Many scientists and NASA officials say we can reignite the public passion for space, but what we need are more milestones.
"That's what every space mission did in the '60s," said Ben Burress, a staff astronomer at the Chabot Space & Science Center in Oakland. "You had the first flight. First orbit. First spacewalk. First man on the moon. And everyone was entranced. But even though we're not doing that right now, I think people are as interested in space exploration as ever."
Astrophysicist Neil deGrasse Tyson, director of the Hayden Planetarium in New York and host of "NOVA scienceNOW" on PBS, said we shouldn't underestimate the importance of the human element in space exploration. His upcoming book, "Space Chronicles: Facing the Final Frontier," addresses the early dreams of manned space flight versus the realities of today.
"Going into space to advance a scientific frontier, by far the most efficient and cheapest way is with robots," Tyson said in a phone interview. "But manned missions can shape the zeitgeist of a nation like no other force. In the '60s and '70s it influenced architecture, literature, music, what people dreamed about. There were 'homes of tomorrow.' It captivated a culture. It influenced what people wanted to be when they grew up."
Astronauts as heroes
Astronauts were heroes then, he said, setting new records every mission. That's something that hasn't happened in a long time.
"If the shuttle boldly goes only where hundreds have gone before, nobody's interested," he said. "But I assert that if you have humans going to Mars, if you learned today that the U.S. was selecting astronauts to walk on its surface -- of course they'd be kids in middle school right now -- can you imagine what effect that would have on the country, on morale? Everyone would be following those future astronauts, what they ate, how they did in college.
"That's inspiration. That's what the manned programs can do."
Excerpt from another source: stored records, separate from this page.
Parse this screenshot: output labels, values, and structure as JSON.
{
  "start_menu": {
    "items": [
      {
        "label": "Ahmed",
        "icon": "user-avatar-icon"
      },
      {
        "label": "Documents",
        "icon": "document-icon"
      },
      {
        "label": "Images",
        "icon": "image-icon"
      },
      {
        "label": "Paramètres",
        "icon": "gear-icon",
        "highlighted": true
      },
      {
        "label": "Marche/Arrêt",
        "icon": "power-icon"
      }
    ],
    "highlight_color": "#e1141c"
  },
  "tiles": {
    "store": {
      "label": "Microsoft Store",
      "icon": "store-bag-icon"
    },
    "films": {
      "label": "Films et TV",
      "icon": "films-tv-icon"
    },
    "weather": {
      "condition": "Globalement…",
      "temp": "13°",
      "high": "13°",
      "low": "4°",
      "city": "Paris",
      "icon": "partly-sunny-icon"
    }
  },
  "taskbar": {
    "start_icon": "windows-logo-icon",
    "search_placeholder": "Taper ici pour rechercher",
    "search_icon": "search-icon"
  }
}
NASA officials say the next steps for American space exploration depend on the national budget and political will. When President George W. Bush was in office, he outlined a plan to develop an Orion Spacecraft to return to the moon, develop a base there and eventually go on to Mars, said John Allmen, project manager for the space transportation system at NASA Ames Research Center in Mountain View, Calif.
"The Obama administration re-evaluated the costs and felt we couldn't afford to do it at this time," Allmen said. "We're still going with the heavy-lift vehicle portion of the Orion project. It will be developed for payload and to transport humans when appropriate."
Still, there are space dreams and young people like 9-year-old Athena Davis from Walnut Creek, Calif., who still wants to be an astronaut, at least after a recent end-of-school outing at Chabot Space & Science Center. "I want to go to Jupiter," she said enthusiastically. "And I bet it'd be cool to see the dark side of the moon."
A mom on the field trip wasn't so sure that's a common sentiment. "I remember when the shuttle first started. Everyone said it was going to be so commonplace and we'd get used to it," said Lori Burton, of Walnut Creek. "I thought then -- no way.
"But it did. And now people are not paying attention like they used to. Everyone's more into vampires right now. It's kind of sad."